→ Problem requirements
Write out all of the records precisely. Skip anything that is a picture.

(Stored records)
- - -
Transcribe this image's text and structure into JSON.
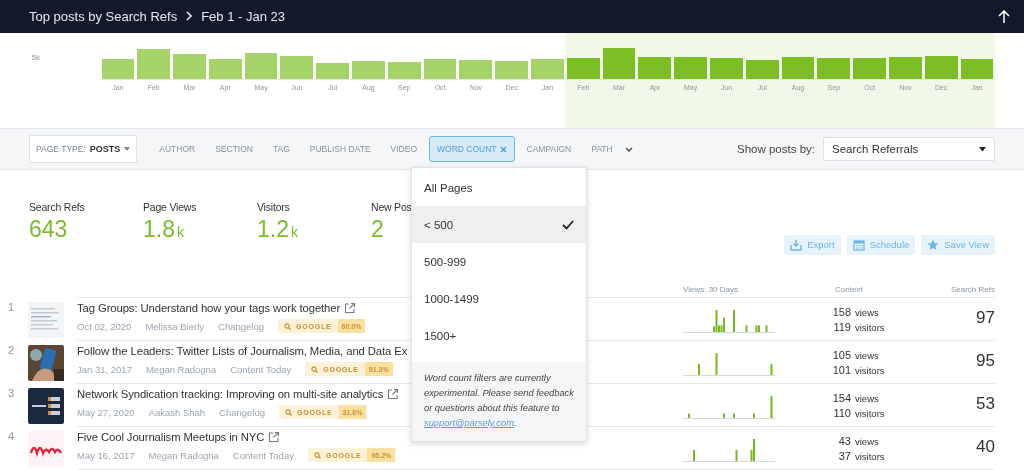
{
  "header": {
    "title": "Top posts by Search Refs",
    "date_range": "Feb 1 - Jan 23"
  },
  "trend_chart": {
    "y_tick": "5k",
    "months": [
      {
        "label": "Jan",
        "highlighted": false
      },
      {
        "label": "Feb",
        "highlighted": false
      },
      {
        "label": "Mar",
        "highlighted": false
      },
      {
        "label": "Apr",
        "highlighted": false
      },
      {
        "label": "May",
        "highlighted": false
      },
      {
        "label": "Jun",
        "highlighted": false
      },
      {
        "label": "Jul",
        "highlighted": false
      },
      {
        "label": "Aug",
        "highlighted": false
      },
      {
        "label": "Sep",
        "highlighted": false
      },
      {
        "label": "Oct",
        "highlighted": false
      },
      {
        "label": "Nov",
        "highlighted": false
      },
      {
        "label": "Dec",
        "highlighted": false
      },
      {
        "label": "Jan",
        "highlighted": false
      },
      {
        "label": "Feb",
        "highlighted": true
      },
      {
        "label": "Mar",
        "highlighted": true
      },
      {
        "label": "Apr",
        "highlighted": true
      },
      {
        "label": "May",
        "highlighted": true
      },
      {
        "label": "Jun",
        "highlighted": true
      },
      {
        "label": "Jul",
        "highlighted": true
      },
      {
        "label": "Aug",
        "highlighted": true
      },
      {
        "label": "Sep",
        "highlighted": true
      },
      {
        "label": "Oct",
        "highlighted": true
      },
      {
        "label": "Nov",
        "highlighted": true
      },
      {
        "label": "Dec",
        "highlighted": true
      },
      {
        "label": "Jan",
        "highlighted": true
      }
    ]
  },
  "filter_bar": {
    "page_type": {
      "label": "PAGE TYPE:",
      "value": "POSTS"
    },
    "filters": [
      {
        "label": "AUTHOR",
        "active": false
      },
      {
        "label": "SECTION",
        "active": false
      },
      {
        "label": "TAG",
        "active": false
      },
      {
        "label": "PUBLISH DATE",
        "active": false
      },
      {
        "label": "VIDEO",
        "active": false
      },
      {
        "label": "WORD COUNT",
        "active": true
      },
      {
        "label": "CAMPAIGN",
        "active": false
      },
      {
        "label": "PATH",
        "active": false
      }
    ],
    "show_by": {
      "label": "Show posts by:",
      "value": "Search Referrals"
    }
  },
  "filter_menu": {
    "options": [
      {
        "label": "All Pages",
        "selected": false
      },
      {
        "label": "< 500",
        "selected": true
      },
      {
        "label": "500-999",
        "selected": false
      },
      {
        "label": "1000-1499",
        "selected": false
      },
      {
        "label": "1500+",
        "selected": false
      }
    ],
    "note": "Word count filters are currently experimental. Please send feedback or questions about this feature to",
    "note_link": "support@parsely.com",
    "note_end": "."
  },
  "metrics": [
    {
      "label": "Search Refs",
      "value": "643"
    },
    {
      "label": "Page Views",
      "value": "1.8",
      "unit": "k"
    },
    {
      "label": "Visitors",
      "value": "1.2",
      "unit": "k"
    },
    {
      "label": "New Pos",
      "value": "2"
    }
  ],
  "actions": [
    {
      "label": "Export",
      "kind": "export"
    },
    {
      "label": "Schedule",
      "kind": "schedule"
    },
    {
      "label": "Save View",
      "kind": "save"
    }
  ],
  "table": {
    "columns": [
      "Views: 30 Days",
      "Context",
      "Search Refs"
    ],
    "rows": [
      {
        "rank": "1",
        "title": "Tag Groups: Understand how your tags work together",
        "link_icon": true,
        "date": "Oct 02, 2020",
        "author": "Melissa Bierly",
        "section": "Changelog",
        "referrer": "GOOGLE",
        "share": "60.0%",
        "views": "158",
        "views_unit": "views",
        "visitors": "119",
        "visitors_unit": "visitors",
        "search_refs": "97"
      },
      {
        "rank": "2",
        "title": "Follow the Leaders: Twitter Lists of Journalism, Media, and Data Ex",
        "link_icon": false,
        "date": "Jan 31, 2017",
        "author": "Megan Radogna",
        "section": "Content Today",
        "referrer": "GOOGLE",
        "share": "91.3%",
        "views": "105",
        "views_unit": "views",
        "visitors": "101",
        "visitors_unit": "visitors",
        "search_refs": "95"
      },
      {
        "rank": "3",
        "title": "Network Syndication tracking: Improving on multi-site analytics",
        "link_icon": true,
        "date": "May 27, 2020",
        "author": "Aakash Shah",
        "section": "Changelog",
        "referrer": "GOOGLE",
        "share": "31.6%",
        "views": "154",
        "views_unit": "views",
        "visitors": "110",
        "visitors_unit": "visitors",
        "search_refs": "53"
      },
      {
        "rank": "4",
        "title": "Five Cool Journalism Meetups in NYC",
        "link_icon": true,
        "date": "May 16, 2017",
        "author": "Megan Radogna",
        "section": "Content Today",
        "referrer": "GOOGLE",
        "share": "95.2%",
        "views": "43",
        "views_unit": "views",
        "visitors": "37",
        "visitors_unit": "visitors",
        "search_refs": "40"
      }
    ]
  }
}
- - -
→ Solved exercise
Transcribe this image's text and structure into JSON.
{
  "header": {
    "title": "Top posts by Search Refs",
    "date_range": "Feb 1 - Jan 23"
  },
  "trend_chart": {
    "y_tick": "5k",
    "months": [
      {
        "label": "Jan",
        "highlighted": false
      },
      {
        "label": "Feb",
        "highlighted": false
      },
      {
        "label": "Mar",
        "highlighted": false
      },
      {
        "label": "Apr",
        "highlighted": false
      },
      {
        "label": "May",
        "highlighted": false
      },
      {
        "label": "Jun",
        "highlighted": false
      },
      {
        "label": "Jul",
        "highlighted": false
      },
      {
        "label": "Aug",
        "highlighted": false
      },
      {
        "label": "Sep",
        "highlighted": false
      },
      {
        "label": "Oct",
        "highlighted": false
      },
      {
        "label": "Nov",
        "highlighted": false
      },
      {
        "label": "Dec",
        "highlighted": false
      },
      {
        "label": "Jan",
        "highlighted": false
      },
      {
        "label": "Feb",
        "highlighted": true
      },
      {
        "label": "Mar",
        "highlighted": true
      },
      {
        "label": "Apr",
        "highlighted": true
      },
      {
        "label": "May",
        "highlighted": true
      },
      {
        "label": "Jun",
        "highlighted": true
      },
      {
        "label": "Jul",
        "highlighted": true
      },
      {
        "label": "Aug",
        "highlighted": true
      },
      {
        "label": "Sep",
        "highlighted": true
      },
      {
        "label": "Oct",
        "highlighted": true
      },
      {
        "label": "Nov",
        "highlighted": true
      },
      {
        "label": "Dec",
        "highlighted": true
      },
      {
        "label": "Jan",
        "highlighted": true
      }
    ]
  },
  "filter_bar": {
    "page_type": {
      "label": "PAGE TYPE:",
      "value": "POSTS"
    },
    "filters": [
      {
        "label": "AUTHOR",
        "active": false
      },
      {
        "label": "SECTION",
        "active": false
      },
      {
        "label": "TAG",
        "active": false
      },
      {
        "label": "PUBLISH DATE",
        "active": false
      },
      {
        "label": "VIDEO",
        "active": false
      },
      {
        "label": "WORD COUNT",
        "active": true
      },
      {
        "label": "CAMPAIGN",
        "active": false
      },
      {
        "label": "PATH",
        "active": false
      }
    ],
    "show_by": {
      "label": "Show posts by:",
      "value": "Search Referrals"
    }
  },
  "filter_menu": {
    "options": [
      {
        "label": "All Pages",
        "selected": false
      },
      {
        "label": "< 500",
        "selected": true
      },
      {
        "label": "500-999",
        "selected": false
      },
      {
        "label": "1000-1499",
        "selected": false
      },
      {
        "label": "1500+",
        "selected": false
      }
    ],
    "note": "Word count filters are currently experimental. Please send feedback or questions about this feature to",
    "note_link": "support@parsely.com",
    "note_end": "."
  },
  "metrics": [
    {
      "label": "Search Refs",
      "value": "643"
    },
    {
      "label": "Page Views",
      "value": "1.8",
      "unit": "k"
    },
    {
      "label": "Visitors",
      "value": "1.2",
      "unit": "k"
    },
    {
      "label": "New Pos",
      "value": "2"
    }
  ],
  "actions": [
    {
      "label": "Export",
      "kind": "export"
    },
    {
      "label": "Schedule",
      "kind": "schedule"
    },
    {
      "label": "Save View",
      "kind": "save"
    }
  ],
  "table": {
    "columns": [
      "Views: 30 Days",
      "Context",
      "Search Refs"
    ],
    "rows": [
      {
        "rank": "1",
        "title": "Tag Groups: Understand how your tags work together",
        "link_icon": true,
        "date": "Oct 02, 2020",
        "author": "Melissa Bierly",
        "section": "Changelog",
        "referrer": "GOOGLE",
        "share": "60.0%",
        "views": "158",
        "views_unit": "views",
        "visitors": "119",
        "visitors_unit": "visitors",
        "search_refs": "97"
      },
      {
        "rank": "2",
        "title": "Follow the Leaders: Twitter Lists of Journalism, Media, and Data Ex",
        "link_icon": false,
        "date": "Jan 31, 2017",
        "author": "Megan Radogna",
        "section": "Content Today",
        "referrer": "GOOGLE",
        "share": "91.3%",
        "views": "105",
        "views_unit": "views",
        "visitors": "101",
        "visitors_unit": "visitors",
        "search_refs": "95"
      },
      {
        "rank": "3",
        "title": "Network Syndication tracking: Improving on multi-site analytics",
        "link_icon": true,
        "date": "May 27, 2020",
        "author": "Aakash Shah",
        "section": "Changelog",
        "referrer": "GOOGLE",
        "share": "31.6%",
        "views": "154",
        "views_unit": "views",
        "visitors": "110",
        "visitors_unit": "visitors",
        "search_refs": "53"
      },
      {
        "rank": "4",
        "title": "Five Cool Journalism Meetups in NYC",
        "link_icon": true,
        "date": "May 16, 2017",
        "author": "Megan Radogna",
        "section": "Content Today",
        "referrer": "GOOGLE",
        "share": "95.2%",
        "views": "43",
        "views_unit": "views",
        "visitors": "37",
        "visitors_unit": "visitors",
        "search_refs": "40"
      }
    ]
  }
}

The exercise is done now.